If you're hoping to achieve your dreams of homeownership, rent-to-own and mortgage are two options to consider. Here is everything you need to know about these unique approaches to home ownership.
Have you decided to be a homeowner? The first step is to determine whether you are qualified for the mortgage. However, if your credit score is low or you have not saved enough money for the down payment and closing costs, it may be difficult to purchase a home regularly.
In this case, an alternative option would be a rent-to-own home where you rent a house for a certain period of time with the option of buying it in the future. Weighing the pros and cons of rent-to-own homes versus mortgages will help you decide the best course of action.
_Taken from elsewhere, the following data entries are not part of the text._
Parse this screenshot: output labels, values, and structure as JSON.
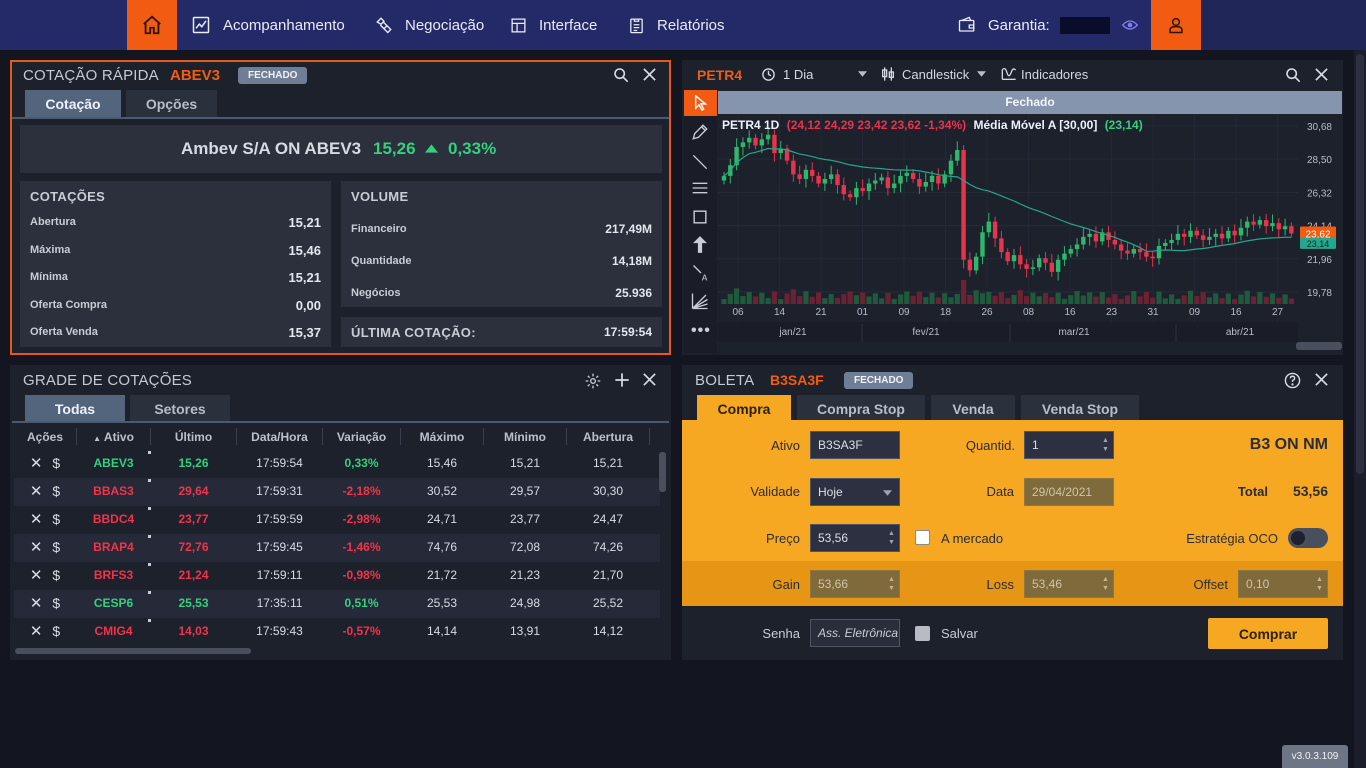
{
  "nav": {
    "items": [
      {
        "label": "Acompanhamento",
        "icon": "chart-icon"
      },
      {
        "label": "Negociação",
        "icon": "handshake-icon"
      },
      {
        "label": "Interface",
        "icon": "layout-icon"
      },
      {
        "label": "Relatórios",
        "icon": "report-icon"
      }
    ],
    "garantia_label": "Garantia:"
  },
  "quick_quote": {
    "title": "COTAÇÃO RÁPIDA",
    "ticker": "ABEV3",
    "status": "FECHADO",
    "tabs": [
      "Cotação",
      "Opções"
    ],
    "name": "Ambev S/A ON ABEV3",
    "price": "15,26",
    "change": "0,33%",
    "quotes_header": "COTAÇÕES",
    "quotes": [
      {
        "label": "Abertura",
        "value": "15,21"
      },
      {
        "label": "Máxima",
        "value": "15,46"
      },
      {
        "label": "Mínima",
        "value": "15,21"
      },
      {
        "label": "Oferta Compra",
        "value": "0,00"
      },
      {
        "label": "Oferta Venda",
        "value": "15,37"
      }
    ],
    "volume_header": "VOLUME",
    "volume": [
      {
        "label": "Financeiro",
        "value": "217,49M"
      },
      {
        "label": "Quantidade",
        "value": "14,18M"
      },
      {
        "label": "Negócios",
        "value": "25.936"
      }
    ],
    "last_label": "ÚLTIMA COTAÇÃO:",
    "last_time": "17:59:54"
  },
  "grid": {
    "title": "GRADE DE COTAÇÕES",
    "tabs": [
      "Todas",
      "Setores"
    ],
    "columns": [
      "Ações",
      "Ativo",
      "Último",
      "Data/Hora",
      "Variação",
      "Máximo",
      "Mínimo",
      "Abertura"
    ],
    "rows": [
      {
        "ativo": "ABEV3",
        "ultimo": "15,26",
        "hora": "17:59:54",
        "var": "0,33%",
        "max": "15,46",
        "min": "15,21",
        "abertura": "15,21",
        "dir": "pos"
      },
      {
        "ativo": "BBAS3",
        "ultimo": "29,64",
        "hora": "17:59:31",
        "var": "-2,18%",
        "max": "30,52",
        "min": "29,57",
        "abertura": "30,30",
        "dir": "neg"
      },
      {
        "ativo": "BBDC4",
        "ultimo": "23,77",
        "hora": "17:59:59",
        "var": "-2,98%",
        "max": "24,71",
        "min": "23,77",
        "abertura": "24,47",
        "dir": "neg"
      },
      {
        "ativo": "BRAP4",
        "ultimo": "72,76",
        "hora": "17:59:45",
        "var": "-1,46%",
        "max": "74,76",
        "min": "72,08",
        "abertura": "74,26",
        "dir": "neg"
      },
      {
        "ativo": "BRFS3",
        "ultimo": "21,24",
        "hora": "17:59:11",
        "var": "-0,98%",
        "max": "21,72",
        "min": "21,23",
        "abertura": "21,70",
        "dir": "neg"
      },
      {
        "ativo": "CESP6",
        "ultimo": "25,53",
        "hora": "17:35:11",
        "var": "0,51%",
        "max": "25,53",
        "min": "24,98",
        "abertura": "25,52",
        "dir": "pos"
      },
      {
        "ativo": "CMIG4",
        "ultimo": "14,03",
        "hora": "17:59:43",
        "var": "-0,57%",
        "max": "14,14",
        "min": "13,91",
        "abertura": "14,12",
        "dir": "neg"
      }
    ]
  },
  "chart": {
    "ticker": "PETR4",
    "interval": "1 Dia",
    "type": "Candlestick",
    "indicators": "Indicadores",
    "status": "Fechado",
    "legend_name": "PETR4 1D",
    "legend_values": "(24,12 24,29 23,42 23,62 -1,34%)",
    "ma_name": "Média Móvel A [30,00]",
    "ma_value": "(23,14)",
    "y_ticks": [
      "30,68",
      "28,50",
      "26,32",
      "24,14",
      "21,96",
      "19,78"
    ],
    "price_tag": "23,62",
    "ma_tag": "23,14",
    "x_ticks": [
      "06",
      "14",
      "21",
      "01",
      "09",
      "18",
      "26",
      "08",
      "16",
      "23",
      "31",
      "09",
      "16",
      "27"
    ],
    "months": [
      "jan/21",
      "fev/21",
      "mar/21",
      "abr/21"
    ],
    "colors": {
      "up": "#2fb86b",
      "down": "#e8334c",
      "ma": "#26a68d"
    }
  },
  "chart_data": {
    "type": "candlestick",
    "y_ticks": [
      30.68,
      28.5,
      26.32,
      24.14,
      21.96,
      19.78
    ],
    "ylim": [
      18.6,
      31.2
    ],
    "last": {
      "open": 24.12,
      "high": 24.29,
      "low": 23.42,
      "close": 23.62,
      "change_pct": -1.34
    },
    "moving_average": {
      "period": 30,
      "last": 23.14
    },
    "closes": [
      27.4,
      28.1,
      29.3,
      29.6,
      29.9,
      29.4,
      29.8,
      30.1,
      28.9,
      29.2,
      28.4,
      27.5,
      27.2,
      27.8,
      27.4,
      26.9,
      27.2,
      27.5,
      26.8,
      26.2,
      26.0,
      26.6,
      26.4,
      26.9,
      27.1,
      27.3,
      26.6,
      26.9,
      27.4,
      27.6,
      27.2,
      26.7,
      27.0,
      27.4,
      26.9,
      27.5,
      28.4,
      29.1,
      21.9,
      21.2,
      22.1,
      23.7,
      24.4,
      23.3,
      22.4,
      21.8,
      22.2,
      21.6,
      21.3,
      21.4,
      22.0,
      21.7,
      21.1,
      21.9,
      22.3,
      22.6,
      22.9,
      23.4,
      23.6,
      23.1,
      23.7,
      23.2,
      22.9,
      22.5,
      22.3,
      22.6,
      22.4,
      22.1,
      22.0,
      22.8,
      23.0,
      23.2,
      23.6,
      23.4,
      23.8,
      23.5,
      23.2,
      23.4,
      23.6,
      23.3,
      23.8,
      23.5,
      24.0,
      24.4,
      24.2,
      24.5,
      24.1,
      24.3,
      23.9,
      24.1,
      23.62
    ]
  },
  "boleta": {
    "title": "BOLETA",
    "ticker": "B3SA3F",
    "status": "FECHADO",
    "tabs": [
      "Compra",
      "Compra Stop",
      "Venda",
      "Venda Stop"
    ],
    "ativo_label": "Ativo",
    "ativo_value": "B3SA3F",
    "quant_label": "Quantid.",
    "quant_value": "1",
    "company": "B3 ON NM",
    "validade_label": "Validade",
    "validade_value": "Hoje",
    "data_label": "Data",
    "data_value": "29/04/2021",
    "total_label": "Total",
    "total_value": "53,56",
    "preco_label": "Preço",
    "preco_value": "53,56",
    "mercado_label": "A mercado",
    "oco_label": "Estratégia OCO",
    "gain_label": "Gain",
    "gain_value": "53,66",
    "loss_label": "Loss",
    "loss_value": "53,46",
    "offset_label": "Offset",
    "offset_value": "0,10",
    "senha_label": "Senha",
    "senha_placeholder": "Ass. Eletrônica",
    "salvar_label": "Salvar",
    "buy_label": "Comprar"
  },
  "version": "v3.0.3.109"
}
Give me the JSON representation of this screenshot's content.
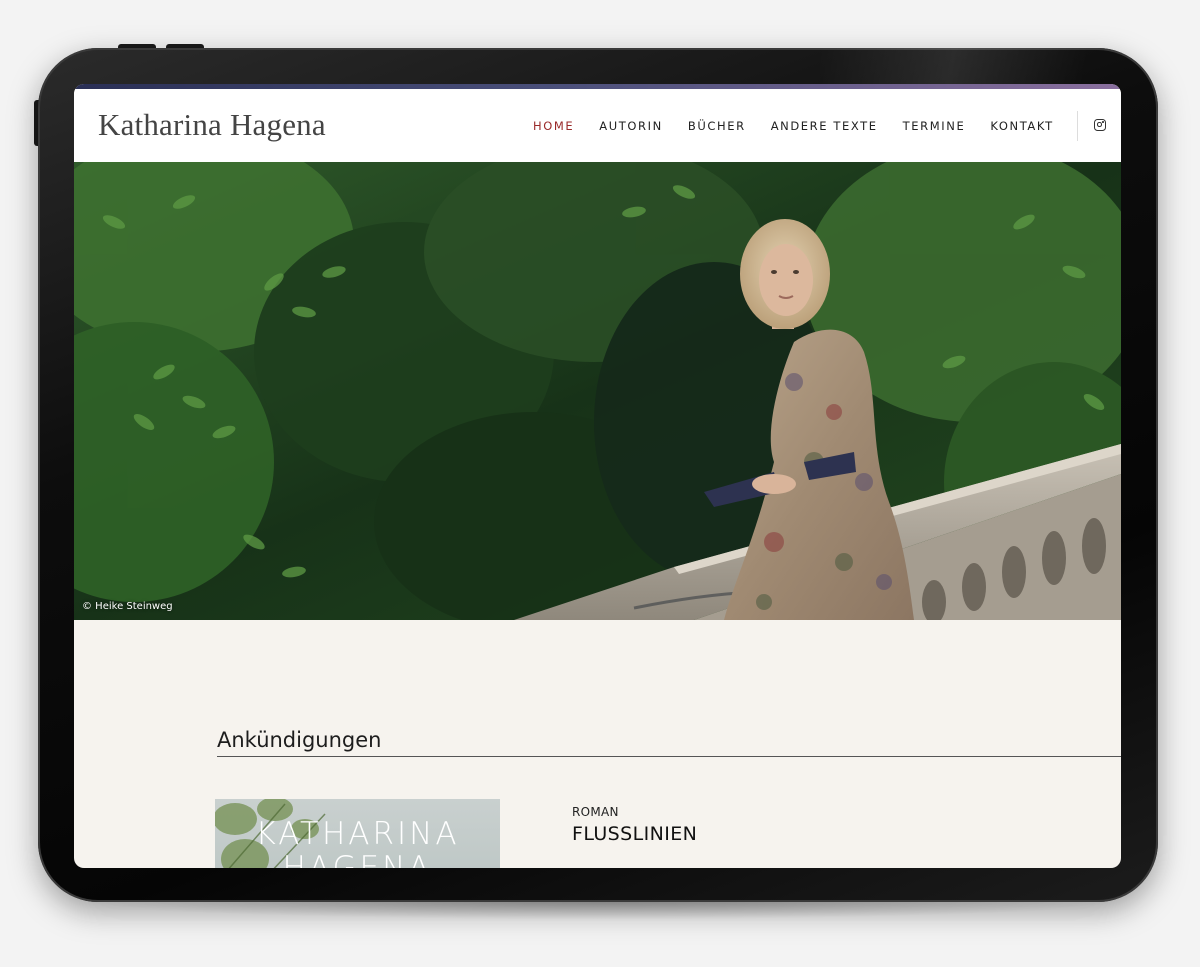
{
  "site": {
    "logo": "Katharina Hagena",
    "nav": [
      {
        "label": "HOME",
        "active": true
      },
      {
        "label": "AUTORIN",
        "active": false
      },
      {
        "label": "BÜCHER",
        "active": false
      },
      {
        "label": "ANDERE TEXTE",
        "active": false
      },
      {
        "label": "TERMINE",
        "active": false
      },
      {
        "label": "KONTAKT",
        "active": false
      }
    ],
    "social_icon": "instagram-icon"
  },
  "hero": {
    "photo_credit": "© Heike Steinweg"
  },
  "announcements": {
    "heading": "Ankündigungen",
    "items": [
      {
        "cover_text": "KATHARINA\nHAGENA",
        "genre": "ROMAN",
        "title": "FLUSSLINIEN"
      }
    ]
  },
  "colors": {
    "accent_active_nav": "#9a2a2a",
    "header_gradient_start": "#2a2f55",
    "header_gradient_end": "#8a6f9e",
    "page_background": "#f6f3ee"
  }
}
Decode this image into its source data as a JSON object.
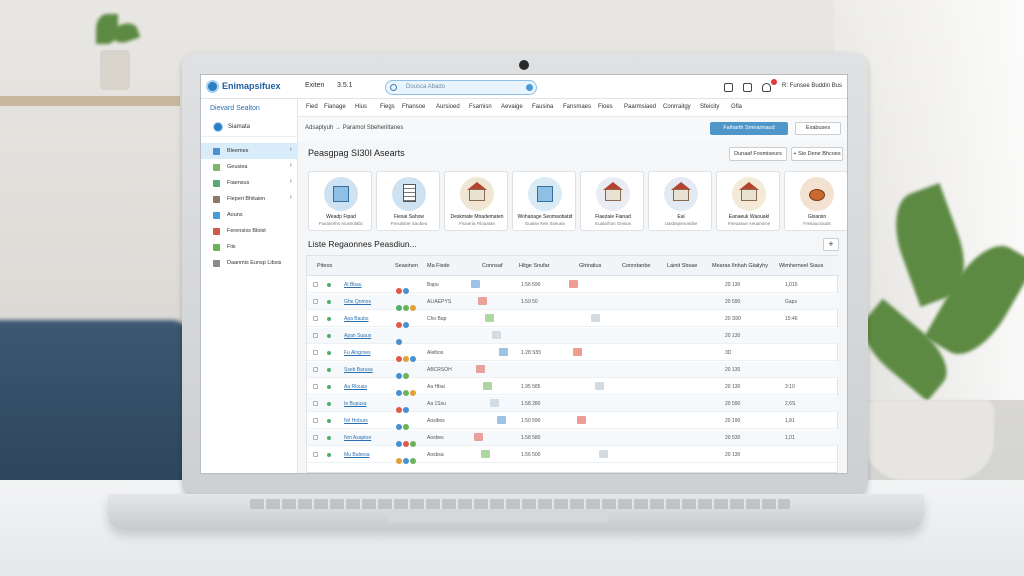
{
  "app": {
    "brand": "Enimapsifuex",
    "user_name": "Exiten",
    "user_id": "3.5.1",
    "header_user_label": "R: Funsee Buddin Bus",
    "search_placeholder": "Dousca Abado"
  },
  "sidebar": {
    "heading": "Dievard Sealton",
    "profile_label": "Siamata",
    "items": [
      {
        "label": "Bleemes",
        "active": true,
        "chevron": "›",
        "color": "#4a8fd0"
      },
      {
        "label": "Geusiea",
        "active": false,
        "chevron": "›",
        "color": "#7bb56a"
      },
      {
        "label": "Fiaensus",
        "active": false,
        "chevron": "›",
        "color": "#5aa87a"
      },
      {
        "label": "Fleperi Bhitaien",
        "active": false,
        "chevron": "›",
        "color": "#8a7a6a"
      },
      {
        "label": "Aouns",
        "active": false,
        "chevron": "",
        "color": "#4a9ad8"
      },
      {
        "label": "Ferensixs Bloist",
        "active": false,
        "chevron": "",
        "color": "#d05a4a"
      },
      {
        "label": "Fiis",
        "active": false,
        "chevron": "",
        "color": "#69b25a"
      },
      {
        "label": "Daanmis Eunsp Libsis",
        "active": false,
        "chevron": "",
        "color": "#8a8a8a"
      }
    ]
  },
  "nav": {
    "tabs": [
      "Fied",
      "Fianage",
      "Hius",
      "Fiegs",
      "Fhansoe",
      "Aursioed",
      "Fsamisn",
      "Aevaige",
      "Fausina",
      "Fansmaes",
      "Fioes",
      "Paarmsiaed",
      "Conrraitgy",
      "Sfeicity",
      "Gfla"
    ]
  },
  "breadcrumb": {
    "text": "Adsaptyuh  →  Paramol Sbeheriltanes",
    "primary_button": "Faiharth Smirarinaud",
    "secondary_button": "Exabuses"
  },
  "section": {
    "title": "Peasgpag SI30I Asearts",
    "btn_one": "Dunaaf Fosmiseurs",
    "btn_two": "+ Sio Dene Bhcoes"
  },
  "cards": [
    {
      "title": "Weadp Fipad",
      "sub": "Fusanrehs Aiosnolabc",
      "bg": "#cfe2f1",
      "type": "building"
    },
    {
      "title": "Fiesai Sahow",
      "sub": "Fenulstne Saobeu",
      "bg": "#cfe2f1",
      "type": "doc"
    },
    {
      "title": "Deskmate Moadematen",
      "sub": "Fiuseria Filouaste",
      "bg": "#efe7d3",
      "type": "house"
    },
    {
      "title": "Wohanage Seomaobatid",
      "sub": "Euaise Nes Sseuea",
      "bg": "#d9ecf6",
      "type": "building"
    },
    {
      "title": "Fiaezaie Fianad",
      "sub": "Euaiarhon Geisus",
      "bg": "#e9edf3",
      "type": "house"
    },
    {
      "title": "Eal",
      "sub": "Uasbepenoedse",
      "bg": "#e3eaf3",
      "type": "house"
    },
    {
      "title": "Eanaeuk Waouakl",
      "sub": "Feeuasue Aeuamiine",
      "bg": "#f4ead8",
      "type": "house"
    },
    {
      "title": "Gixarsin",
      "sub": "Fresaucrauds",
      "bg": "#f3e2d2",
      "type": "hen"
    }
  ],
  "list": {
    "title": "Liste Regaonnes Peasdiun...",
    "add_label": "+",
    "headers": [
      "Piteos",
      "Seasinen",
      "Ma Fisde",
      "Connsaf",
      "Hitge Snufar",
      "Ghtratius",
      "Conrstanbe",
      "Lainit Sbsae",
      "Mearas Ilnhah Glaiiyhy",
      "Wimhemeel Siaus"
    ],
    "rows": [
      {
        "link": "Al Bbau",
        "chips": [
          "#e05a4a",
          "#4a8fd0"
        ],
        "code": "Bapu",
        "val": "1.56 590",
        "num": "20  130",
        "tail": "1,015",
        "dot": "#4fae6a",
        "alt": false
      },
      {
        "link": "Ghe Qnmos",
        "chips": [
          "#4fae6a",
          "#6bb35a",
          "#e0a03a"
        ],
        "code": "ALIAEPYS",
        "val": "1.59 50",
        "num": "20  590",
        "tail": "Gaps",
        "dot": "#4fae6a",
        "alt": true
      },
      {
        "link": "Apa Baubs",
        "chips": [
          "#e05a4a",
          "#4a8fd0"
        ],
        "code": "Cho Bap",
        "val": "",
        "num": "20  S90",
        "tail": "15:46",
        "dot": "#4fae6a",
        "alt": false
      },
      {
        "link": "Apan Suaus",
        "chips": [
          "#4a8fd0"
        ],
        "code": "",
        "val": "",
        "num": "20  130",
        "tail": "",
        "dot": "#4fae6a",
        "alt": true
      },
      {
        "link": "Fu Alogroes",
        "chips": [
          "#e05a4a",
          "#e0a03a",
          "#4a8fd0"
        ],
        "code": "Alelbos",
        "val": "1.28 S55",
        "num": "3D",
        "tail": "",
        "dot": "#4fae6a",
        "alt": false
      },
      {
        "link": "Sseb Barusa",
        "chips": [
          "#4a8fd0",
          "#6bb35a"
        ],
        "code": "ABCRSOH",
        "val": "",
        "num": "20  130",
        "tail": "",
        "dot": "#4fae6a",
        "alt": true
      },
      {
        "link": "Aa Rlouas",
        "chips": [
          "#4a8fd0",
          "#6bb35a",
          "#e0a03a"
        ],
        "code": "Aa Hbai",
        "val": "1.95 585",
        "num": "20  130",
        "tail": "3:10",
        "dot": "#4fae6a",
        "alt": false
      },
      {
        "link": "Ie Bupusa",
        "chips": [
          "#e05a4a",
          "#4a8fd0"
        ],
        "code": "Aa 1Ssu",
        "val": "1.58 280",
        "num": "20  590",
        "tail": "2,6S",
        "dot": "#4fae6a",
        "alt": true
      },
      {
        "link": "Nrl Hnburs",
        "chips": [
          "#4a8fd0",
          "#6bb35a"
        ],
        "code": "Aoslbos",
        "val": "1.50 590",
        "num": "20  190",
        "tail": "1,81",
        "dot": "#4fae6a",
        "alt": false
      },
      {
        "link": "Nm Asaptoo",
        "chips": [
          "#4a8fd0",
          "#e05a4a",
          "#6bb35a"
        ],
        "code": "Aosbes",
        "val": "1.58 580",
        "num": "20  530",
        "tail": "1,01",
        "dot": "#4fae6a",
        "alt": true
      },
      {
        "link": "Mu Bubeoa",
        "chips": [
          "#e0a03a",
          "#4a8fd0",
          "#6bb35a"
        ],
        "code": "Aosbsa",
        "val": "1.56 500",
        "num": "20  130",
        "tail": "",
        "dot": "#4fae6a",
        "alt": false
      }
    ]
  },
  "colors": {
    "accent": "#4f97c9",
    "brand": "#2d7fc4",
    "notification": "#e03a3a"
  }
}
Rent to Own Homes
Rent-to-own homes allow you to rent the house you intend to buy for a specific period of time. The rental payments contribute to the purchase of the house. There are two types of rent-to-own contracts:
· Lease purchase contracts that obligate you to buy the home.
If you are considering the option of renting to own homes, be sure to consult a real estate lawyer who will review the contract and advise you accordingly. In addition, enlist a professional to inspect the home just like in the traditional home purchase in order to look for any major defects.
· You get to test-drive the home and the neighborhood to determine whether you like it before purchasing. If not satisfied, you can always opt out before the lease ends. This helps to eliminate buyer's remorse.
· There is a pre-agreed purchase price of the home. Even though it is higher than the current market value, the purchase price does not rise. This gives you peace of mind even in a rising market.
· Your equity grows as you continue to pay the rental installments. As a result, you have time to improve your credit score.
· It enables you to accumulate long-term wealth. There is reduced stress of moving as you get settled in the rented house.
· There is potential foreclosure if the homeowners forfeit the mortgage payments.
· The purchase price is higher than the current market value. In addition, rent is higher than the traditional way of renting.
· You have to cater for maintenance and repairs.
· You are at a disadvantage when the market prices go down as the purchase price is fixed.
If you're looking to buy a home but don't have all the cash upfront, a mortgage is a viable option. A mortgage is a home financing loan that allows you to buy a home now and pay it off over time with regular repayments. When applying for the mortgage, the lender requires the borrower to meet the minimum eligibility criteria, including a good credit score and consistent income.
The home acts as collateral to the mortgage such that if you forfeit the mortgage repayments, you lose the house. The most popular types of mortgages available to borrowers include:
· Adjustable-rate mortgages whose interest rate changes periodically based on the prevailing market rates.
Although purchasing a home is seemingly the right option, it has its upsides and downsides. Here are some of the arguments for the mortgage option:
· Mortgage interest, as well as real estate taxes, are deductible, which reduces your taxable income.
· Paying mortgages are a way to build your investment potential over time.
· The government has introduced programs such as federally-backed mortgages and tax breaks to encourage entrance into the real estate market for first-time homebuyers.
· Mortgage interest rates are continually changing, and can drastically increase.
· The overall mortgage payment over the years is high.
· In addition to interest, there are various other fees associated with mortgages. These include underwriting costs and remortgaging fees.
· The value of your home may decrease as the market fluctuates.
In a nutshell, you should do enough due diligence to determine which option best suits your needs and current financial situation.